During the late 1950s and ’60s, when Portillo was a child, her neighbors on the 1400 block of Norris Street would gather each weekend to sweep the street, while she and her friends scrubbed the white marble staircases outside of their homes until they were “so clean you could eat lunch off of them.”
Portillo still lives in the same house today, but now, she often sees students passed out on those staircases, surrounded by garbage from their parties. On weekend nights, she barely sleeps due to “unbearable” noise from the nearby fraternities.
One Saturday last semester, a drunk student rang her doorbell at 3:30 a.m. and asked if her home was the location of a party he was looking for.
Portillo, a facilities management worker of 22 years who now works at Tuttleman Learning Center, has lived in the same house on Norris Street for 70 years. Now 72, she said she blames a lot of her complaints and her changing community on a lack of a discipline by landlords who rent to students.
“Some of these students come with this attitude of, ‘Well, we are only here for a few years, so we don’t have to act like we want to be part of this neighborhood,’ Portillo said. “Some landlords encourage that behavior by never checking in on their properties. … They just want a check at the end of the month and don’t care about the efforts of this community.”
Portillo is trying to crack down on neglectful landlords who rent to “problematic” students by calling them and holding them accountable for the noise and trash that is in her area. She said she contacts the Licenses and Inspections Department to ask the city to issue citations for certain buildings as often as once a week.
She added that she isn’t afraid to knock on doors of students and ask them to pick up their trash. She’s even working with City Council President Darrell Clark, who represents North Philadelphia, to raise the fine for citations to make them more meaningful.
None of the landlords, Portillo said, really care about what North Philadelphia used to look like. She doesn’t like the modern towers that have replaced historic buildings in the area.
Portillo smiled as she recalled the row homes and the neighborhood Catholic school that have been replaced by university buildings. She laughed as she explained how she and her friends would scream out of fear as they ran by Monument Cemetery, which once extended from Broad to 16th Street on Norris.
“They say you can’t stop progress, but there is no appreciation for what was once here,” Portillo said. “It was such a close community. Everyone was family and we all looked out for each other. It’s just really sad to not see that anymore.”
Joan Bridley lives on the 1500 block of Norris Street and grew up in North Philadelphia with Portillo. She is making a similar effort to restore the community where she grew up.

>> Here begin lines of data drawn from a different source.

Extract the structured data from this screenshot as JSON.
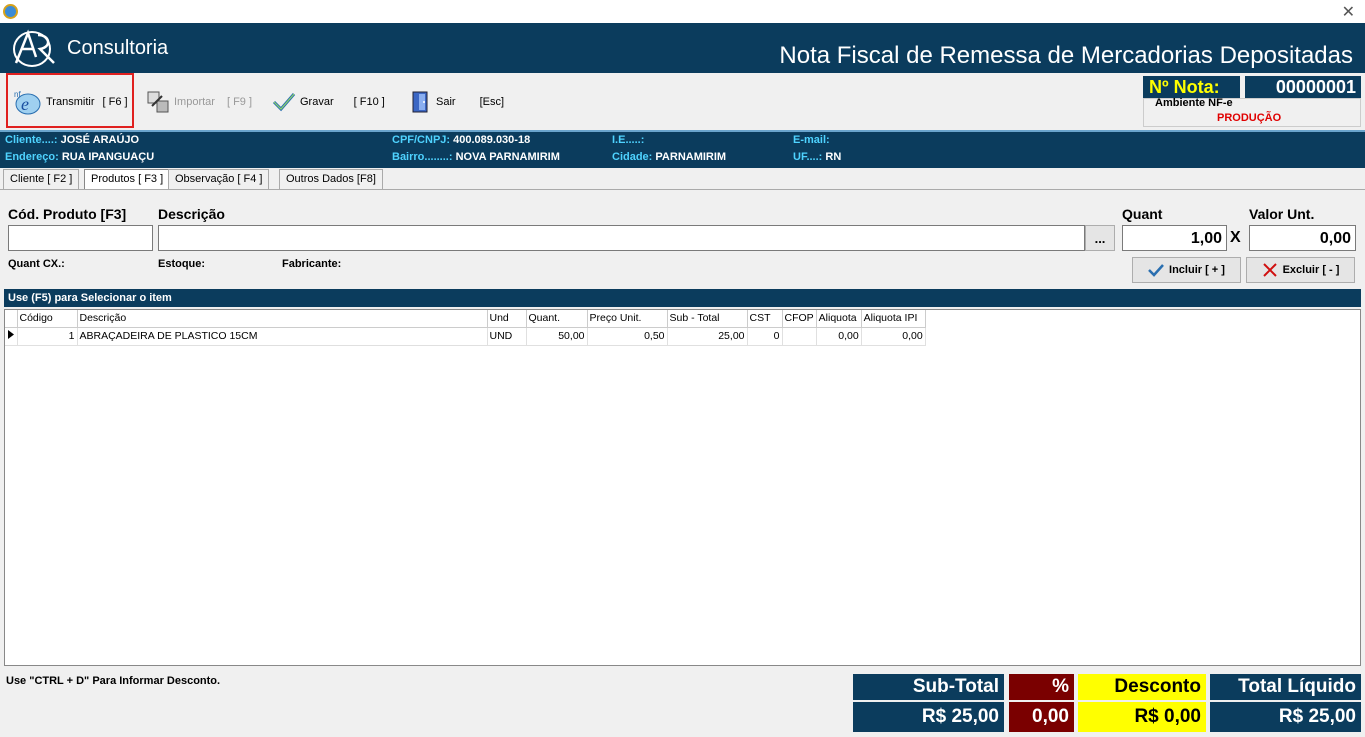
{
  "window": {
    "close_glyph": "✕"
  },
  "banner": {
    "logo_text": "Consultoria",
    "title": "Nota Fiscal de Remessa de Mercadorias Depositadas"
  },
  "toolbar": {
    "transmitir": {
      "label": "Transmitir",
      "shortcut": "[ F6 ]"
    },
    "importar": {
      "label": "Importar",
      "shortcut": "[ F9 ]"
    },
    "gravar": {
      "label": "Gravar",
      "shortcut": "[ F10 ]"
    },
    "sair": {
      "label": "Sair",
      "shortcut": "[Esc]"
    }
  },
  "nota": {
    "label": "Nº Nota:",
    "value": "00000001",
    "ambiente_label": "Ambiente NF-e",
    "ambiente_value": "PRODUÇÃO"
  },
  "cliente": {
    "cliente_k": "Cliente....:",
    "cliente_v": "JOSÉ ARAÚJO",
    "endereco_k": "Endereço:",
    "endereco_v": "RUA IPANGUAÇU",
    "cpf_k": "CPF/CNPJ:",
    "cpf_v": "400.089.030-18",
    "bairro_k": "Bairro........:",
    "bairro_v": "NOVA PARNAMIRIM",
    "ie_k": "I.E.....:",
    "ie_v": "",
    "cidade_k": "Cidade:",
    "cidade_v": "PARNAMIRIM",
    "email_k": "E-mail:",
    "email_v": "",
    "uf_k": "UF....:",
    "uf_v": "RN"
  },
  "tabs": [
    "Cliente [ F2 ]",
    "Produtos [ F3 ]",
    "Observação [ F4 ]",
    "Outros Dados [F8]"
  ],
  "form": {
    "cod_label": "Cód. Produto [F3]",
    "desc_label": "Descrição",
    "quant_label": "Quant",
    "valor_label": "Valor Unt.",
    "cod_value": "",
    "desc_value": "",
    "ellipsis": "...",
    "quant_value": "1,00",
    "times": "X",
    "valor_value": "0,00",
    "quant_cx": "Quant CX.:",
    "estoque": "Estoque:",
    "fabricante": "Fabricante:",
    "incluir": "Incluir [ + ]",
    "excluir": "Excluir [ - ]"
  },
  "grid": {
    "hint": "Use (F5) para Selecionar o item",
    "columns": [
      "Código",
      "Descrição",
      "Und",
      "Quant.",
      "Preço Unit.",
      "Sub - Total",
      "CST",
      "CFOP",
      "Aliquota",
      "Aliquota IPI"
    ],
    "rows": [
      {
        "codigo": "1",
        "descricao": "ABRAÇADEIRA DE PLASTICO 15CM",
        "und": "UND",
        "quant": "50,00",
        "preco": "0,50",
        "subtotal": "25,00",
        "cst": "0",
        "cfop": "",
        "aliquota": "0,00",
        "aliquota_ipi": "0,00"
      }
    ]
  },
  "footer": {
    "hint": "Use \"CTRL + D\" Para Informar Desconto.",
    "subtotal_label": "Sub-Total",
    "subtotal_value": "R$ 25,00",
    "pct_label": "%",
    "pct_value": "0,00",
    "desconto_label": "Desconto",
    "desconto_value": "R$ 0,00",
    "total_label": "Total Líquido",
    "total_value": "R$ 25,00"
  },
  "colors": {
    "navy": "#0b3c5d",
    "yellow": "#ffff00",
    "maroon": "#7a0000",
    "red": "#e00000"
  }
}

“You just have to keep putting pressure on [landlords],” Bridley said. “We never had the issues that we have today, but we are going to hold them accountable.”
Both women added that the negative perception students have of the area is upsetting.
“They think, ‘This is North Philly, these people don’t really care about how they live around here,’” Portillo said. “Well they don’t really know about how we live. We want to live the same way you live where you are from. There are a lot of good people around here, a lot of good neighbors.”
Portillo has defied this misconception by getting to know many students she sees while working in Tuttleman. She said that some of them have been eager to hear about her story and North Philadelphia’s history.
Even after some students graduate, Portillo said she has kept in touch with them.
“I know a lot of the students,” Portillo said. “Some of them have been great neighbors, even great friends. … But I wish more people made an effort to appreciate this community.”
She added that she is not optimistic for a harmonious relationship between the university and the community, saying that “[Temple] always had an engagement, but never a marriage” to North Philadelphia.
“There are some tough people who have grown up here and still live here,” Portillo said. “We won’t stop fighting for this community.”